[Items listed in a dataset]
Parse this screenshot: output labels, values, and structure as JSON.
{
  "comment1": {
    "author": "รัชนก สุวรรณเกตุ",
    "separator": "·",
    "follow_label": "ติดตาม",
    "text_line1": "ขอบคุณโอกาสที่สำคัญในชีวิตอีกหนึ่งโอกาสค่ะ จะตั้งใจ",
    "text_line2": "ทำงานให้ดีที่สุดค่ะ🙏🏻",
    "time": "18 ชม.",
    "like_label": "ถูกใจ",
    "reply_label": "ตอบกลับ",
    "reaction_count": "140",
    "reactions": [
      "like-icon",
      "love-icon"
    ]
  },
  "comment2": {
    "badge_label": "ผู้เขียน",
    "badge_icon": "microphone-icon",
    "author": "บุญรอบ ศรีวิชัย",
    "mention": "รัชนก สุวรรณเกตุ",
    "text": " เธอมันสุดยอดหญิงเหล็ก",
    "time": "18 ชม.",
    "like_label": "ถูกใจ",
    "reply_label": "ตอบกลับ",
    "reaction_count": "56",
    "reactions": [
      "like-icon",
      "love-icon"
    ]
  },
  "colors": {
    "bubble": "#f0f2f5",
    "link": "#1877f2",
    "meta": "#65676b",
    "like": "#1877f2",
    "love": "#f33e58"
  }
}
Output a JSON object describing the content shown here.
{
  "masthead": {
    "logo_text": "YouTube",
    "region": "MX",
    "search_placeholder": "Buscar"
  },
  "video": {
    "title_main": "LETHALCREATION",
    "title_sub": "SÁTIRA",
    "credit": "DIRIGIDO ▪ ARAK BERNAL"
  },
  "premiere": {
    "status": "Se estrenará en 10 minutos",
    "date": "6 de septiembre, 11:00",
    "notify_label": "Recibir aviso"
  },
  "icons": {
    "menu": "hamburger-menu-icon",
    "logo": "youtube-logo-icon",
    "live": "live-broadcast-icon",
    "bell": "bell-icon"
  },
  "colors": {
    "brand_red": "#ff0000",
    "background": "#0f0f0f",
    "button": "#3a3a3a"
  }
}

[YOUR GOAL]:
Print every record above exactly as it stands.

[RESULT OF THIS TASK]:
Parse this screenshot: output labels, values, and structure as JSON.
{
  "comment1": {
    "author": "รัชนก สุวรรณเกตุ",
    "separator": "·",
    "follow_label": "ติดตาม",
    "text_line1": "ขอบคุณโอกาสที่สำคัญในชีวิตอีกหนึ่งโอกาสค่ะ จะตั้งใจ",
    "text_line2": "ทำงานให้ดีที่สุดค่ะ🙏🏻",
    "time": "18 ชม.",
    "like_label": "ถูกใจ",
    "reply_label": "ตอบกลับ",
    "reaction_count": "140",
    "reactions": [
      "like-icon",
      "love-icon"
    ]
  },
  "comment2": {
    "badge_label": "ผู้เขียน",
    "badge_icon": "microphone-icon",
    "author": "บุญรอบ ศรีวิชัย",
    "mention": "รัชนก สุวรรณเกตุ",
    "text": " เธอมันสุดยอดหญิงเหล็ก",
    "time": "18 ชม.",
    "like_label": "ถูกใจ",
    "reply_label": "ตอบกลับ",
    "reaction_count": "56",
    "reactions": [
      "like-icon",
      "love-icon"
    ]
  },
  "colors": {
    "bubble": "#f0f2f5",
    "link": "#1877f2",
    "meta": "#65676b",
    "like": "#1877f2",
    "love": "#f33e58"
  }
}
Output a JSON object describing the content shown here.
{
  "masthead": {
    "logo_text": "YouTube",
    "region": "MX",
    "search_placeholder": "Buscar"
  },
  "video": {
    "title_main": "LETHALCREATION",
    "title_sub": "SÁTIRA",
    "credit": "DIRIGIDO ▪ ARAK BERNAL"
  },
  "premiere": {
    "status": "Se estrenará en 10 minutos",
    "date": "6 de septiembre, 11:00",
    "notify_label": "Recibir aviso"
  },
  "icons": {
    "menu": "hamburger-menu-icon",
    "logo": "youtube-logo-icon",
    "live": "live-broadcast-icon",
    "bell": "bell-icon"
  },
  "colors": {
    "brand_red": "#ff0000",
    "background": "#0f0f0f",
    "button": "#3a3a3a"
  }
}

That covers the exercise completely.